Assessing metformin use in T2D patients to suppress autoimmune diseases
Principal Investigator: Dr Meeta Pradhan
Approved Research ID: 60130
Approval date: May 4th 2020
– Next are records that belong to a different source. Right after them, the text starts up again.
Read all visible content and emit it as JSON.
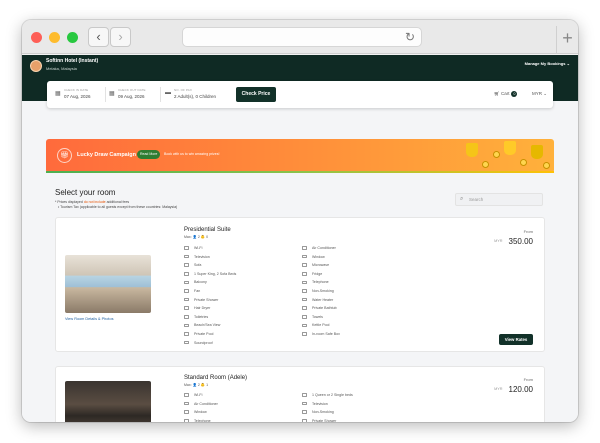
{
  "hotel": {
    "name": "Softinn Hotel (Instant)",
    "location": "Melaka, Malaysia",
    "manage_label": "Manage My Bookings ⌄"
  },
  "search": {
    "check_in_label": "CHECK IN DATE",
    "check_in": "07 Aug, 2026",
    "check_out_label": "CHECK OUT DATE",
    "check_out": "09 Aug, 2026",
    "guests_label": "NO. OF PAX",
    "guests": "2 Adult(s), 0 Children",
    "button": "Check Price",
    "cart_label": "Cart",
    "cart_count": "0",
    "currency": "MYR ⌄"
  },
  "banner": {
    "title": "Lucky Draw Campaign",
    "read_more": "Read More",
    "text": "Book with us to win amazing prizes!"
  },
  "rooms_section": {
    "title": "Select your room",
    "note_prefix": "* Prices displayed",
    "note_highlight": "do not include",
    "note_suffix": "additional fees",
    "tax_note": "• Tourism Tax (applicable to all guests except from these countries: Malaysia)",
    "search_placeholder": "Search"
  },
  "rooms": [
    {
      "name": "Presidential Suite",
      "max_label": "Max: 👤 2 👶 0",
      "link": "View Room Details & Photos",
      "from_label": "From",
      "currency": "MYR",
      "price": "350.00",
      "button": "View Rates",
      "amenities_left": [
        "Wi-Fi",
        "Television",
        "Sofa",
        "1 Super King, 2 Sofa Beds",
        "Balcony",
        "Fan",
        "Private Shower",
        "Hair Dryer",
        "Toiletries",
        "Beach/Sea View",
        "Private Pool",
        "Soundproof"
      ],
      "amenities_right": [
        "Air Conditioner",
        "Window",
        "Microwave",
        "Fridge",
        "Telephone",
        "Non-Smoking",
        "Water Heater",
        "Private Bathtub",
        "Towels",
        "Kettle Pool",
        "In-room Safe Box"
      ]
    },
    {
      "name": "Standard Room (Adele)",
      "max_label": "Max: 👤 2 👶 1",
      "from_label": "From",
      "currency": "MYR",
      "price": "120.00",
      "amenities_left": [
        "Wi-Fi",
        "Air Conditioner",
        "Window",
        "Telephone",
        "Water Heater",
        "Toiletries"
      ],
      "amenities_right": [
        "1 Queen or 2 Single beds",
        "Television",
        "Non-Smoking",
        "Private Shower",
        "Hair Dryer",
        "Towels"
      ]
    }
  ]
}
Summary: Type 2 Diabetes is projected to become the biggest epidemic disease in the world. Studies have shown correlation between T2D and different autoimmune diseases. People diagnosed with prediabetes and diabetes are prescribed with metformin. As metformin has immune modulatory effects, therefore identifying the cohorts with T2D+autoimmune and metformin will help to understand whether metformin has evidence to delay autoimmune diseases (and which) in the broader population as capture in this real-world dataset. Aims: (i) Evaluate demographics, clinical, medications, and socio-determinants of T2D+autoimmune disease type cohorts that are treated with and without metformin. (ii) Identify key features that can be used as markers for each cohort using ANOVA/MANOVAs. (iii) The methodology developed in (i) and (ii) using the UK Biobank will be implemented on another similar INPC USA dataset. (iv) The key finding using UK Biobank and INPC USA dataset will be compared/contrast. (v) The key features will be tested as markers using ML. Scientific Rationale: As metformin is prescribed as first line of drug for the treatment of prediabetes and diabetes and studies have reported immune-modulatory effects of metformin for T2D patients. In this project we plan to study the cohorts that are treated with/without/ before/after metformin as preventative measures for autoimmune disease. Completion of the study can show if metformin can really help to control the progression of T2D to autoimmune disease. On comparing two different population cohorts across world can help to understand the prevalence and the similarity/differences. The key features identified using statistical approaches will be evaluated as markers using different machine learning methods. Project Duration: We estimate a total 2 years to complete the project. Public Health Impact: As it is projected by 2045 nearly 10%-12% of the world population will be affected with diabetes. Moreover, studies have shown the association of autoimmune diseases with T2D. Both these disease types effect the quality of life and incur lot of medication expenditure. This study can assist better understanding if metformin has evidence to delay onset of specific autoimmune diseases (and which) and in which patient populations. Based on these results it could lead to (1) identification of new markers of risk for specific autoimmune disease, (2) evidence for further study of metformin in specific autoimmune disease and patient populations, or (3) additional electronic (Machine Learning) tools to identify patients at risk of developing autoimmune disease assisting in clinical monitoring and treatment.